If you are planning on taking in the sights, you might want to consider n All-Inclusive Go Boston Card or a Build Your Own Pass. The former is good if you intend to spend a few days of intensive sightseeing as it gets you into pretty much everything for a single, fixed price. The Build Your Own Pass allows you to choose any attractions from the list offered and add them to your pass with an automatic applied discount of 15-25% as long as you choose 2 or more attractions. -- You have 30 days to use it -- so a good option if sightseeing is only part of your reason for visiting Boston. Both options also have skip the line privileges at some of the busier sites. CItyPASS is another attractions savings option which lets you see the top five Boston attractions over a 9-day period.

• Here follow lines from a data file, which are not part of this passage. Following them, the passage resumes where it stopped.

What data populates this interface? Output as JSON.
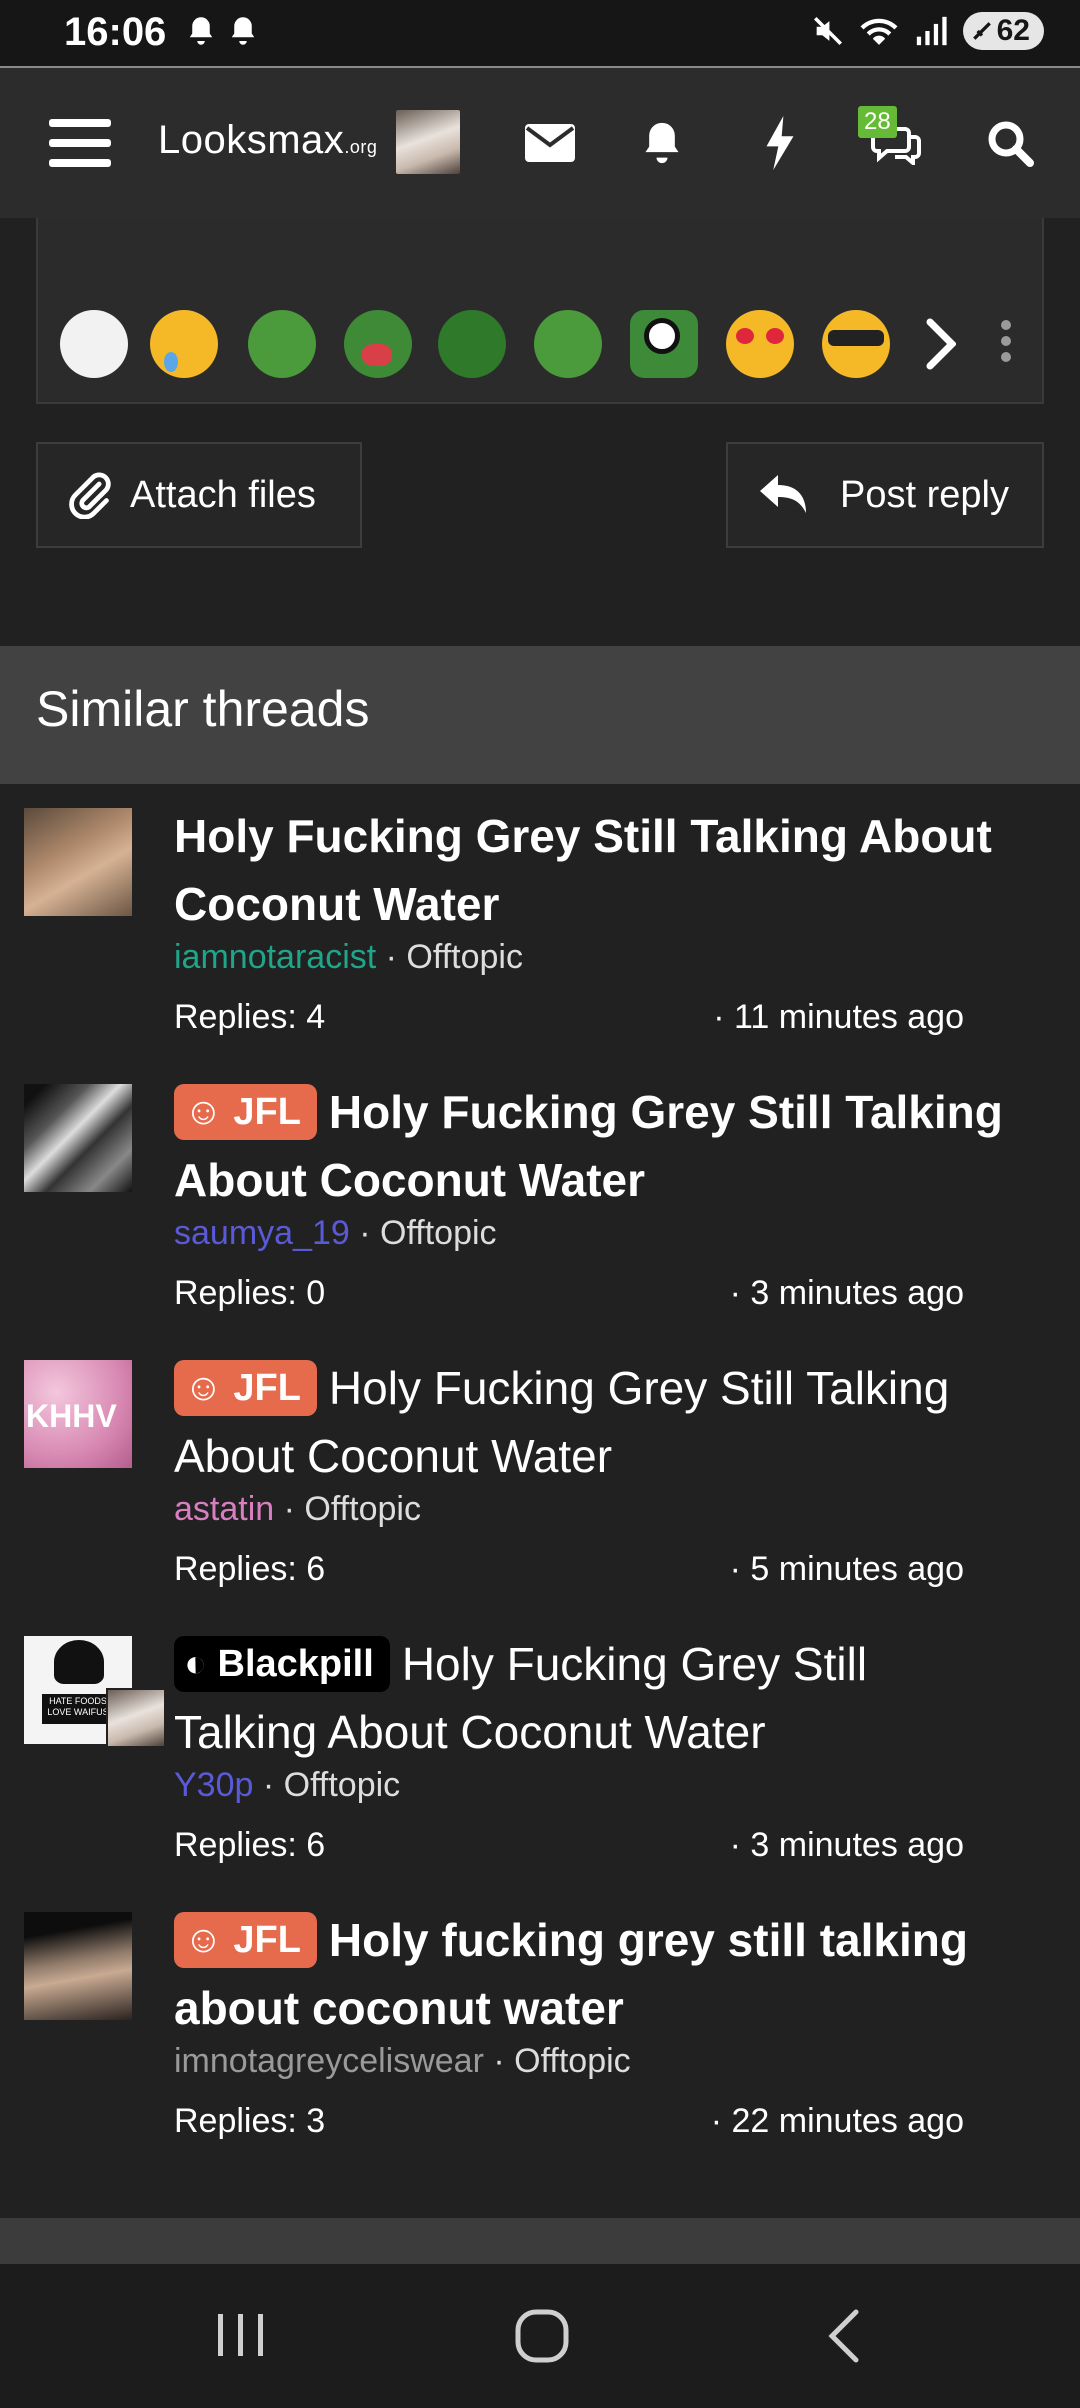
{
  "status_bar": {
    "time": "16:06",
    "battery": "62"
  },
  "header": {
    "logo_main": "Looksmax",
    "logo_suffix": ".org",
    "notif_count": "28"
  },
  "emoji_bar": {
    "emojis": [
      "wojak-emoji",
      "crying-emoji",
      "pepe-laugh-emoji",
      "pepe-scream-emoji",
      "pepe-grin-emoji",
      "pepe-ok-emoji",
      "pepe-eye-emoji",
      "heart-eyes-emoji",
      "sunglasses-emoji"
    ]
  },
  "actions": {
    "attach_label": "Attach files",
    "post_reply_label": "Post reply"
  },
  "similar": {
    "heading": "Similar threads",
    "threads": [
      {
        "prefix": "",
        "title": "Holy Fucking Grey Still Talking About Coconut Water",
        "bold": true,
        "author": "iamnotaracist",
        "author_color": "#1fa58a",
        "forum": "Offtopic",
        "replies": "Replies: 4",
        "time": "· 11 minutes ago"
      },
      {
        "prefix": "JFL",
        "title": "Holy Fucking Grey Still Talking About Coconut Water",
        "bold": true,
        "author": "saumya_19",
        "author_color": "#5a5ad6",
        "forum": "Offtopic",
        "replies": "Replies: 0",
        "time": "· 3 minutes ago"
      },
      {
        "prefix": "JFL",
        "title": "Holy Fucking Grey Still Talking About Coconut Water",
        "bold": false,
        "author": "astatin",
        "author_color": "#d77fc0",
        "forum": "Offtopic",
        "replies": "Replies: 6",
        "time": "· 5 minutes ago"
      },
      {
        "prefix": "Blackpill",
        "title": "Holy Fucking Grey Still Talking About Coconut Water",
        "bold": false,
        "author": "Y30p",
        "author_color": "#5a5ad6",
        "forum": "Offtopic",
        "replies": "Replies: 6",
        "time": "· 3 minutes ago"
      },
      {
        "prefix": "JFL",
        "title": "Holy fucking grey still talking about coconut water",
        "bold": true,
        "author": "imnotagreyceliswear",
        "author_color": "#9a9a9a",
        "forum": "Offtopic",
        "replies": "Replies: 3",
        "time": "· 22 minutes ago"
      }
    ],
    "avatar_text_3": "KHHV",
    "avatar_text_4": "HATE FOODS LOVE WAIFUS"
  },
  "colors": {
    "prefix_jfl": "#e66b4d",
    "prefix_blackpill": "#000000",
    "notif_badge": "#66bb36"
  }
}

Don't stress about driving. Boston is fairly compact, so you can walk to many of the things you want to do or just take the T. It's affordable and easy to get around the city! Note that the last train runs at 12:45 A.M. Cabs can be a bit expensive (for estimates try TaxiFareFinder - Boston) for getting around the city so use sparingly if you're watching your budget. This applies for getting into town from the airport as well. There are a couple of relatively easy options: the Silver Line (it is actually a bus, but ends up on its own underground route, so it goes quickly) and the airport shuttle to the Airport subway station on the Blue Line. The Silver Line will get you to South Station -- the main (and modern) Boston transportation hub, right next to downtown, and provides access to subway lines as well as commuter rail and Amtrak to points farther afield. The airport shuttle bus is frequent and has you there in 5 minutes. The downside is getting your luggage on and off the free bus and then transferring to the subway. But it's worth it if you want to save money and it puts you right on the Blue Line which will take you into central Boston after just a couple of stops. Boston recently started a bike rental program, called the Hubway, for an exciting way to get around the city cheaply. Regardless of what you do, you will enjoy your stay in historic and vibrant Boston!
If you are already member of ATCMA, please be sure to log in and register as an ATCMA member for this meeting, so that you may attend future ATCMA events at a discounted rate. If you are not member of ATCMA yet, you are welcome to register.
Attendees who need CEU credits must enter their acupuncture license numbers.
Please include your wechat ID in your personal info if you have one.